Here’s part 2 of my post about aspects of Corsica that I find inspiring as a writer. Some of them appear in my novels The House at Zaronza and The Corsican Widow, but all of them are things I want to keep experiencing. In writing this post, I have realised that 10 is far tooContinue reading “Ten Inspiring Things About #Corsica: Part 2”
Normally, I interview real live people. But today, I thought I’d let one of my characters have her say. So joining me on the chaise longue today for some Corsican vin de myrte (myrtle berry wine) and a bit of bean-spilling is my main character from The House at Zaronza, Maria Orsini.
Restricting this to just 10 things has been difficult. Below are five of my favourite Corsican things, places or experiences: find the next five here. They are all part of the landscape/history/culture that inspired my novels The House at Zaronza and The Corsican Widow and will continue to inspire my future writing about Corsica, whetherContinue reading “Ten Inspiring Things About Corsica: Part 1”

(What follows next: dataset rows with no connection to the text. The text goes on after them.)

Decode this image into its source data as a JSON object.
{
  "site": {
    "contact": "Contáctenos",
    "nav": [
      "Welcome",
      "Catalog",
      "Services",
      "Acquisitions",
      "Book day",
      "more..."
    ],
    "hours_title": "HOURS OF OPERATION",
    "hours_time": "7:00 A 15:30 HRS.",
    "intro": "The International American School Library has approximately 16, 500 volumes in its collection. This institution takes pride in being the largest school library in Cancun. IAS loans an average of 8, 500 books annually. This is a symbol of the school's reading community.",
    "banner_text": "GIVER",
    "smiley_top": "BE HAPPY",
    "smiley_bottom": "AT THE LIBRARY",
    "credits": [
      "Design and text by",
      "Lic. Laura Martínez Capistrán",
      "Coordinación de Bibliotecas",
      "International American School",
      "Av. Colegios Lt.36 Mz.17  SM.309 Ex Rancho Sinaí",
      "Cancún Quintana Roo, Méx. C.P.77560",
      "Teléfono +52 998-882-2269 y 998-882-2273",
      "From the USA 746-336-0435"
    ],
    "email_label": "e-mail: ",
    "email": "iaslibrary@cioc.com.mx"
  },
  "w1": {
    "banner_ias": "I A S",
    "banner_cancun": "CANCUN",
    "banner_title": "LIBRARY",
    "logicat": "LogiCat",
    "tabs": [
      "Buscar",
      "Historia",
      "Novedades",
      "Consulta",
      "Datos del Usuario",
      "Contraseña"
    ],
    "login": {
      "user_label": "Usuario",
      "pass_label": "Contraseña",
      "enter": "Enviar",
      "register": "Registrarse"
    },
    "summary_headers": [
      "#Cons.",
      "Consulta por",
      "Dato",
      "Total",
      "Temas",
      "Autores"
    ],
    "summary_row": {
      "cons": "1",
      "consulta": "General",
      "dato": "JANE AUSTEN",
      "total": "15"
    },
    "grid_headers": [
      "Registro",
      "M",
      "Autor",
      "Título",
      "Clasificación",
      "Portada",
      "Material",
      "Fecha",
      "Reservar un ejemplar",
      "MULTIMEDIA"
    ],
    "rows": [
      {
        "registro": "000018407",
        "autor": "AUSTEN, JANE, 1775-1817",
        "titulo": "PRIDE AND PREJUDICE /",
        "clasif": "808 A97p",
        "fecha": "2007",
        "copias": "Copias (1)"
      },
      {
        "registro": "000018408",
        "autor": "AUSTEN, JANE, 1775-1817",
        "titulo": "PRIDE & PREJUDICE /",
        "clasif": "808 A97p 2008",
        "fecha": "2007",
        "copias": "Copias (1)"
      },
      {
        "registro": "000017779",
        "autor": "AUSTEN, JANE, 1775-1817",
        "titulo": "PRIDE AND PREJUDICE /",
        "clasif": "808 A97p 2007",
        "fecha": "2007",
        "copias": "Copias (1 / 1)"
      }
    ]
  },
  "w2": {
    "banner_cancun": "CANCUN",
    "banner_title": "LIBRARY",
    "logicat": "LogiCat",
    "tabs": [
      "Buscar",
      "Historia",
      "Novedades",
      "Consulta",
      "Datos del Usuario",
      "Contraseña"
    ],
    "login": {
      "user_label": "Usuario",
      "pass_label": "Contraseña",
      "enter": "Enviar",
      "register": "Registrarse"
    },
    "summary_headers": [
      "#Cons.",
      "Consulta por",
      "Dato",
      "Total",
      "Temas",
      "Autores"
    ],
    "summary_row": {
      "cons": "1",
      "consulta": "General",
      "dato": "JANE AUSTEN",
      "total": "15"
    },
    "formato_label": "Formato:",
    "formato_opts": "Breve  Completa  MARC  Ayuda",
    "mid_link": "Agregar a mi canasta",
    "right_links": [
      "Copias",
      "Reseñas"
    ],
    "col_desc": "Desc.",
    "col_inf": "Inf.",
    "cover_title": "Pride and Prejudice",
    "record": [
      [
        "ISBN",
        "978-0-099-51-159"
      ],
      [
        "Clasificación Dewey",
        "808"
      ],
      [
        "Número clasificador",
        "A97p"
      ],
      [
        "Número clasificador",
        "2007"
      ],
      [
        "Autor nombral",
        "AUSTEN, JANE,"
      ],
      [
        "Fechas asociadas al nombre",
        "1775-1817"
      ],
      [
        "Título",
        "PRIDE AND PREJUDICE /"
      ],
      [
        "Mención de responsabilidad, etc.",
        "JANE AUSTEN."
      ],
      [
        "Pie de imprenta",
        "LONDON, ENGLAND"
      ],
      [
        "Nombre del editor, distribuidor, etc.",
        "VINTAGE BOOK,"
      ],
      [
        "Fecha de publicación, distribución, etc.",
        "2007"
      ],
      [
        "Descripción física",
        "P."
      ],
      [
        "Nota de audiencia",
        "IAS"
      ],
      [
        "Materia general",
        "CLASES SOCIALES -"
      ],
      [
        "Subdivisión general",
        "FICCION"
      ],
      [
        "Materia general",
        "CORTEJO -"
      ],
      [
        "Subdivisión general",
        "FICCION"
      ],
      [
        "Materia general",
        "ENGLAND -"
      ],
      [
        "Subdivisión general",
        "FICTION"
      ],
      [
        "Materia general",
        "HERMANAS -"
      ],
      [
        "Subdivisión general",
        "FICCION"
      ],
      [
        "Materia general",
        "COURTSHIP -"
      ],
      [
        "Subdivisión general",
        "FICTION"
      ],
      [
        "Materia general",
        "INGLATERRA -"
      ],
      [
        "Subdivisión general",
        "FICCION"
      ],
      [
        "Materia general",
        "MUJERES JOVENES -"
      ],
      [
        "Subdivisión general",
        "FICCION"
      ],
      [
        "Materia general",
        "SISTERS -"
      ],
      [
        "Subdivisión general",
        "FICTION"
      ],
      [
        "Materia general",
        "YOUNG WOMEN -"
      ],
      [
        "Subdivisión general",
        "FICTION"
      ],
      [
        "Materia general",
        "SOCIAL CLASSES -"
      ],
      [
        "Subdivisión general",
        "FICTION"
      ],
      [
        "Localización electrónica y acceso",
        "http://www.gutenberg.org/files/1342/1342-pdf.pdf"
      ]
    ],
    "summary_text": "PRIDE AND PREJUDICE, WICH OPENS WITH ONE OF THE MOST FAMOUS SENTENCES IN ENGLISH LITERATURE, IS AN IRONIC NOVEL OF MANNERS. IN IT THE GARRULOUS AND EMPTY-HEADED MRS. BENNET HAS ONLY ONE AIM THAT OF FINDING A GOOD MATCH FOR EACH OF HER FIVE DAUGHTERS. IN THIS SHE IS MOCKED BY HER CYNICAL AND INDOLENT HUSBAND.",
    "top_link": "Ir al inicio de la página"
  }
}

This week it’s my great pleasure to welcome my virtual friend, author Louise Charles (whose real name is Jo Lamb). Louise is a talented author and founder of ex-pat writing community Writers Abroad. She self-published her historical novel, The Duke’s Shadow, in 2014, which was shortlisted as one of the finest eight novels in theContinue reading “On the Chaise Longue with Vanessa: Meet Author Louise Charles @LouCwriter”
A fellow author interviewed me recently for a forthcoming slot on her blog. I won’t spill any beans, except to say that she asked me some thought-provoking questions, one of which was about writing historical fiction, my genre of choice. I gave a concise answer, and I still believe what I said, but have beenContinue reading “Period Pieces: How Much History Should be in Your Fiction?”
Today I’m delighted to welcome the versatile and irrepressible novelist Nancy Jardine to the blog. She’s writing about using images. So, over to you, Nancy. Images. Who loves to pop them onto a blog or Facebook post? Or use them in advertising material for a new book launch? Or use them in a bookContinue reading “Guest post: What a lovely picture! What a lovely photograph….”
I went to a very interesting talk at the Parisot Literary Festival in October 2013 by former journalist and think-tank head Martin Walker. It was about why France is a happy hunting ground for authors. Martin should know: he has written a successful series of novels set in the Dordogne about Bruno, an engaging localContinue reading “Why Corsica Should be a Happy Hunting Ground for Authors”
I live in southwest France but I’m very attached to the island of Corsica and fascinated by its culture and customs. My historical novel The House at Zaronza takes place mostly on Corsica during the early 20th century. The main character, Maria, goes to Midnight Mass on Christmas Eve with her parents. How did CorsicansContinue reading “A Corsican Christmas in Times Past”